• **Input records**
Content starts
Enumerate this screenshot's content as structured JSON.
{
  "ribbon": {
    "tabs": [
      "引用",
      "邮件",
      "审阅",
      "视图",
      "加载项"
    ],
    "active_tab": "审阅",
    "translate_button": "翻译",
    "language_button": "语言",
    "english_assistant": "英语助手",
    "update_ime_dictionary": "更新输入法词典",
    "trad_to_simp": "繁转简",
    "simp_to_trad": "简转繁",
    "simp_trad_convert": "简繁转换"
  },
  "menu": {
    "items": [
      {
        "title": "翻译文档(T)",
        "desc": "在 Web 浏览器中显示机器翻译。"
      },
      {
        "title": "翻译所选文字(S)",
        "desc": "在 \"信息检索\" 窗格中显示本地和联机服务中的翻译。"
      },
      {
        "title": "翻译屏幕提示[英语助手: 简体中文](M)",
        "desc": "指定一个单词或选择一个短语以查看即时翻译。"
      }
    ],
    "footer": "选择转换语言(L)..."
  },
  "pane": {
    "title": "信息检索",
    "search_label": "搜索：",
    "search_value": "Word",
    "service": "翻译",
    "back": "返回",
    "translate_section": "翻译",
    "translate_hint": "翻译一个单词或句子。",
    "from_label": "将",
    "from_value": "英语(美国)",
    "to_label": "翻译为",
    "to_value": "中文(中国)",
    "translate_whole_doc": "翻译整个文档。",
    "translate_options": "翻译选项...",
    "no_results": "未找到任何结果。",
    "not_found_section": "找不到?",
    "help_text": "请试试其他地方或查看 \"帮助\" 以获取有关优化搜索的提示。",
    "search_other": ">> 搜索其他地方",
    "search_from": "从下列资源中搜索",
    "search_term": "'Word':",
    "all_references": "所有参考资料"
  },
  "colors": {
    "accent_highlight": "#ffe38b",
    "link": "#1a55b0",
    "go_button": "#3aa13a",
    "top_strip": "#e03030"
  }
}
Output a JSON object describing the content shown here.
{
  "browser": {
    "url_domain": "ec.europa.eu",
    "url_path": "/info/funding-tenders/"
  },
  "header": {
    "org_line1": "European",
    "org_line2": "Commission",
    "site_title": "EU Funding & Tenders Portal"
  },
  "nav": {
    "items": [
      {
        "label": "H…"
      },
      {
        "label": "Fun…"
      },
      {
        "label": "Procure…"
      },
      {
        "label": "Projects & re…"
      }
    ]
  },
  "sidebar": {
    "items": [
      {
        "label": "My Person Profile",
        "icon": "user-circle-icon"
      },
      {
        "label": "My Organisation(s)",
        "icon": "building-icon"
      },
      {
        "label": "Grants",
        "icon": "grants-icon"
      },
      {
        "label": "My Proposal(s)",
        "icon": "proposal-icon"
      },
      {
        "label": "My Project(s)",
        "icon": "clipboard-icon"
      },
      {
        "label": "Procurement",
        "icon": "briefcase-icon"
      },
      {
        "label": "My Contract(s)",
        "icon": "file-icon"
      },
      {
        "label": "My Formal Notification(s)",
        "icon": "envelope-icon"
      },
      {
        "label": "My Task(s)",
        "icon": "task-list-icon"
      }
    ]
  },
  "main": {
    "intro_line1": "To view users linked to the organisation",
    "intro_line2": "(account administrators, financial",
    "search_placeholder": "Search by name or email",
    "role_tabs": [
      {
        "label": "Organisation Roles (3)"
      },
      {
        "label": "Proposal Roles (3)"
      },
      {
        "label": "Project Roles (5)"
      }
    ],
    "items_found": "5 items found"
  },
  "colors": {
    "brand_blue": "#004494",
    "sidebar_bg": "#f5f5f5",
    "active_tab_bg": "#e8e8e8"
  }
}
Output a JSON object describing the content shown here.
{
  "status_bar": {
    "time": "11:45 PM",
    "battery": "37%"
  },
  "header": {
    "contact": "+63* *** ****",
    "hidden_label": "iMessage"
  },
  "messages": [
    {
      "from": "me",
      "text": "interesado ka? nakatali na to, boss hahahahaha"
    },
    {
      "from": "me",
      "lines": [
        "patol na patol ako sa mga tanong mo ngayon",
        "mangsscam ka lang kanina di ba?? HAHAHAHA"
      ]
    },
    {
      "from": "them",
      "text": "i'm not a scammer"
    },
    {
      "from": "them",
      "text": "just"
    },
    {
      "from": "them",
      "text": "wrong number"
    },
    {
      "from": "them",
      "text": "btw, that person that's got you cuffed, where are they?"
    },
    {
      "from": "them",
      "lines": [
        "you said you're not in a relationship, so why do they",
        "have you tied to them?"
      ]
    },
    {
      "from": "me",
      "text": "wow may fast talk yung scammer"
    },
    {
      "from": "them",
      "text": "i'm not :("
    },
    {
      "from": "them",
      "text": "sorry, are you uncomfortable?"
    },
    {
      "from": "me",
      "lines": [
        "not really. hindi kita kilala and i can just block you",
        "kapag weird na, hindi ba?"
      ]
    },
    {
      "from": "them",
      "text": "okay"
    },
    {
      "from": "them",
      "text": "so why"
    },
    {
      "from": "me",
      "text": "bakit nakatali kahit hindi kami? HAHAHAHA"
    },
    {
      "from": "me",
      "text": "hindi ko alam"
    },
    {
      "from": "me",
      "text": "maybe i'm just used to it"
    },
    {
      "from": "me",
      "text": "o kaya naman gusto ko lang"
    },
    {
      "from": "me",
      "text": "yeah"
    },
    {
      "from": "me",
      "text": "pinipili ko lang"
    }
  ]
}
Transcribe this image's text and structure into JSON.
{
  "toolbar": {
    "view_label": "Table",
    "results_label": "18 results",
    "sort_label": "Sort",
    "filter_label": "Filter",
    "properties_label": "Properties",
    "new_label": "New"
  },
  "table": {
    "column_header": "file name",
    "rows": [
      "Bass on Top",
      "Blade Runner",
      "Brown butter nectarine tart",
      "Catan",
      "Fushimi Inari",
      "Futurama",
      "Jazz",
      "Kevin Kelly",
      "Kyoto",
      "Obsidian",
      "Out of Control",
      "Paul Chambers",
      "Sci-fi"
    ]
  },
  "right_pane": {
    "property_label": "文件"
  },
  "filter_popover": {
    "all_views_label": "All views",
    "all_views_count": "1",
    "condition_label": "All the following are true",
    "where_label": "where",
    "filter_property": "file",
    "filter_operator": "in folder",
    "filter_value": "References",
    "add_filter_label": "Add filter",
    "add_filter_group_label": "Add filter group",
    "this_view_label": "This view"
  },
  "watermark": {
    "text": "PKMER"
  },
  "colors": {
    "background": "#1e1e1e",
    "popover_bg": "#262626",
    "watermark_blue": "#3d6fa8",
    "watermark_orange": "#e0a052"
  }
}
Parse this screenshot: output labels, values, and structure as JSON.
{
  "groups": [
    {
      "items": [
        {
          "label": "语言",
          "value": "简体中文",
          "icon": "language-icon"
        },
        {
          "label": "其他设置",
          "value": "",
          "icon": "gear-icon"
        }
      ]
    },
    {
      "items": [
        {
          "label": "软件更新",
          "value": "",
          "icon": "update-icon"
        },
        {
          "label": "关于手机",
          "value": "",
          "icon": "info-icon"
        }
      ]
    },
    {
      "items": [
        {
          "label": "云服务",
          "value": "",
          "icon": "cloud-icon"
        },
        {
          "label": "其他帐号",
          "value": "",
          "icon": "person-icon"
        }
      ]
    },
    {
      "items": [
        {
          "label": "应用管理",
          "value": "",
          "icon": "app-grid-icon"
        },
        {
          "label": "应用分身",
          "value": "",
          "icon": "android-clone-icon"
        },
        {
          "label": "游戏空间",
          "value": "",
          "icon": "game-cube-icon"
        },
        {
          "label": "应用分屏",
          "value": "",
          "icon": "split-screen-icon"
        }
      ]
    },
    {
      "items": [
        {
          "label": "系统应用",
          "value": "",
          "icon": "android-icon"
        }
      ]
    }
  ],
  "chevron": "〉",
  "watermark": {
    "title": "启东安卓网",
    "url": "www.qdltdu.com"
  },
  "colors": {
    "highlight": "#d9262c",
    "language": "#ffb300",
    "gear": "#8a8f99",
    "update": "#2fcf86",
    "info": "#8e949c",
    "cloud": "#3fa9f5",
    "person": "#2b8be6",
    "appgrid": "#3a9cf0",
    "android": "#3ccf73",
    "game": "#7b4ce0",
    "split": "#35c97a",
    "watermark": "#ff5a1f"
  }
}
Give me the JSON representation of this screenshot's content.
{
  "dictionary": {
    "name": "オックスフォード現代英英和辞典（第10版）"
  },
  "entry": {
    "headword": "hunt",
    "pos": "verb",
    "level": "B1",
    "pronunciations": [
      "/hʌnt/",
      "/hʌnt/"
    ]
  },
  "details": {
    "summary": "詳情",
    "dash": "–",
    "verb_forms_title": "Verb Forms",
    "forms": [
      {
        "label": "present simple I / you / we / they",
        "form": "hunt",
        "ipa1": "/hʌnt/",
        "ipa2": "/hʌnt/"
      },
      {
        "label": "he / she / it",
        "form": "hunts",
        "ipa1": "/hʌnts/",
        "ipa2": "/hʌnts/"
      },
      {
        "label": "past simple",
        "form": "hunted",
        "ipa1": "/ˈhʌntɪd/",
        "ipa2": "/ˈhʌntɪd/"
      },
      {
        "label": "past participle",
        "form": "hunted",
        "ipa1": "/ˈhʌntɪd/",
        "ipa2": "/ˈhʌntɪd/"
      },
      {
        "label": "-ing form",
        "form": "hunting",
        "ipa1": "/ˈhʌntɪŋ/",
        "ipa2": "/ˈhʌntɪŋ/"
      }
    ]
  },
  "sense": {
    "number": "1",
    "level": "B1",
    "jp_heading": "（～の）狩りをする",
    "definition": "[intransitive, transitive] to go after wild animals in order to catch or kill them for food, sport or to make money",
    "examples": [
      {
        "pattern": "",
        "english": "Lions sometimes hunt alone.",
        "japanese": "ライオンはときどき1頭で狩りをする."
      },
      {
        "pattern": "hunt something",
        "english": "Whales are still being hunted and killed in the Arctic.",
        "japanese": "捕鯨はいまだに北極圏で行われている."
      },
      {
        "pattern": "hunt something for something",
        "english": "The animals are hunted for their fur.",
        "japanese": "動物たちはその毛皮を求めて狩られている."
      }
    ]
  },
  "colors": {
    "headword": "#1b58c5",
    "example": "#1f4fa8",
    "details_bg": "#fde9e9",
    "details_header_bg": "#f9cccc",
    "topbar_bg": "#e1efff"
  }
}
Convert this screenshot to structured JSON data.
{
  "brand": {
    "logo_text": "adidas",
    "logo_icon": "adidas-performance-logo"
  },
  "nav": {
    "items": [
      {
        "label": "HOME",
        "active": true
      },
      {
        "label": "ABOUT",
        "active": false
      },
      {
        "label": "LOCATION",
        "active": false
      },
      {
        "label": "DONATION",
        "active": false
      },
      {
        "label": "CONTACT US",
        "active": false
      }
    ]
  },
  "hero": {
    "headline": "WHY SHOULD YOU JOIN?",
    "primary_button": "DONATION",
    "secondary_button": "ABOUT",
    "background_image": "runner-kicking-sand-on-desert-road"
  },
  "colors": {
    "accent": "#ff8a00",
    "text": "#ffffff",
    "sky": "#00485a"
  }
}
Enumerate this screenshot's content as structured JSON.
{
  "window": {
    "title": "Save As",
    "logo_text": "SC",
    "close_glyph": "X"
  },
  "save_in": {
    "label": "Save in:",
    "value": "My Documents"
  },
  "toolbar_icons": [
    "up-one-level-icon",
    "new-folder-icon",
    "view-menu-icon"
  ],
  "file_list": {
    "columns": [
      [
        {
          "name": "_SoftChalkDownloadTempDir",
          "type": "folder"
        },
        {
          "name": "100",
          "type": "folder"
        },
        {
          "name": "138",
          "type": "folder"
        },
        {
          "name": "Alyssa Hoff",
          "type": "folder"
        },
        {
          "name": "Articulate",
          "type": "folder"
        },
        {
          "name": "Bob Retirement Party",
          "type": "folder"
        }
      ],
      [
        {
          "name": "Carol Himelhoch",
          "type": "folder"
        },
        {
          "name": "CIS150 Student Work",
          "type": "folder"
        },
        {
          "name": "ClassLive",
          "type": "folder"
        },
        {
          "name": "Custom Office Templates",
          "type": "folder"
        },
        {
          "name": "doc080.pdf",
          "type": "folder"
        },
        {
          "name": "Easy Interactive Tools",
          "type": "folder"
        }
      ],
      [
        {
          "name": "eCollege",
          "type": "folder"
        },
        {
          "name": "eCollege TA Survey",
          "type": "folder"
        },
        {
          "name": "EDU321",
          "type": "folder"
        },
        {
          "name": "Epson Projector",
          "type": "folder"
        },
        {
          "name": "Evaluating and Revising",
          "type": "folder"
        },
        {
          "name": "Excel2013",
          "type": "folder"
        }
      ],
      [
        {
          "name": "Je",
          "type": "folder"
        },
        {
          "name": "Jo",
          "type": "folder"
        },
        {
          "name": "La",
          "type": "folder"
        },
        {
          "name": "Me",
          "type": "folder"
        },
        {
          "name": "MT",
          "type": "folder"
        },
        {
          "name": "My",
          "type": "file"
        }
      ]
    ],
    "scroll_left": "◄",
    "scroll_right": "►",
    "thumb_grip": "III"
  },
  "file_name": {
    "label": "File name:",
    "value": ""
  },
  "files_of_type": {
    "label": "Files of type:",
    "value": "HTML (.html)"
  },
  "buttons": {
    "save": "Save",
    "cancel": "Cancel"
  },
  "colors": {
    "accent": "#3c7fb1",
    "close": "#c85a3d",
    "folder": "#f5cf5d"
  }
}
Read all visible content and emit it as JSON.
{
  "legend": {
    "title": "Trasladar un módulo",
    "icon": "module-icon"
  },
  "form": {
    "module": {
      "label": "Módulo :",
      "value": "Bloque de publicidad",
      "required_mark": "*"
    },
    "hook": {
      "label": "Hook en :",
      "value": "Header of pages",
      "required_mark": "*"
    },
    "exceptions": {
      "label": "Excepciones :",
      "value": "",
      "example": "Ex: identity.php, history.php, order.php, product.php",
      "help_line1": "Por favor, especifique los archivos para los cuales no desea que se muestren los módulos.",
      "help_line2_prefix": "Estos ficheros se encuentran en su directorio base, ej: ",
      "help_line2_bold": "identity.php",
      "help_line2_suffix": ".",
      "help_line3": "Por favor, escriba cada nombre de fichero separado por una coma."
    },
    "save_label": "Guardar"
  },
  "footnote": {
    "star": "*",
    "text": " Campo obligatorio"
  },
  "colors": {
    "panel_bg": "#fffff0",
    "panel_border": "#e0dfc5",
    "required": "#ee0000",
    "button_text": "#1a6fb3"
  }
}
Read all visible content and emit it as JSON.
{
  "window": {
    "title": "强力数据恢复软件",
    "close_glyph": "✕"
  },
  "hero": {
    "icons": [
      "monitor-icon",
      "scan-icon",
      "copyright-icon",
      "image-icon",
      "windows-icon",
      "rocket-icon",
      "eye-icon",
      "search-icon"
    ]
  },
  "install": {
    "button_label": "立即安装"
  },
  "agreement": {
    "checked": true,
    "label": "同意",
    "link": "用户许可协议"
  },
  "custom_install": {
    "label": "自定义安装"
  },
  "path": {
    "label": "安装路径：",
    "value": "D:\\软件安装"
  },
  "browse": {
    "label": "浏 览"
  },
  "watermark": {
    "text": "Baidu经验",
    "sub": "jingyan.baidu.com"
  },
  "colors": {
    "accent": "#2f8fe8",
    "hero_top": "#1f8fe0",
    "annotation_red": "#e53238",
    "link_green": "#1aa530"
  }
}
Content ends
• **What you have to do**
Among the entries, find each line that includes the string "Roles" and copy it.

• **Answer to this task**
        "label": "Organisation Roles (3)"
        "label": "Proposal Roles (3)"
        "label": "Project Roles (5)"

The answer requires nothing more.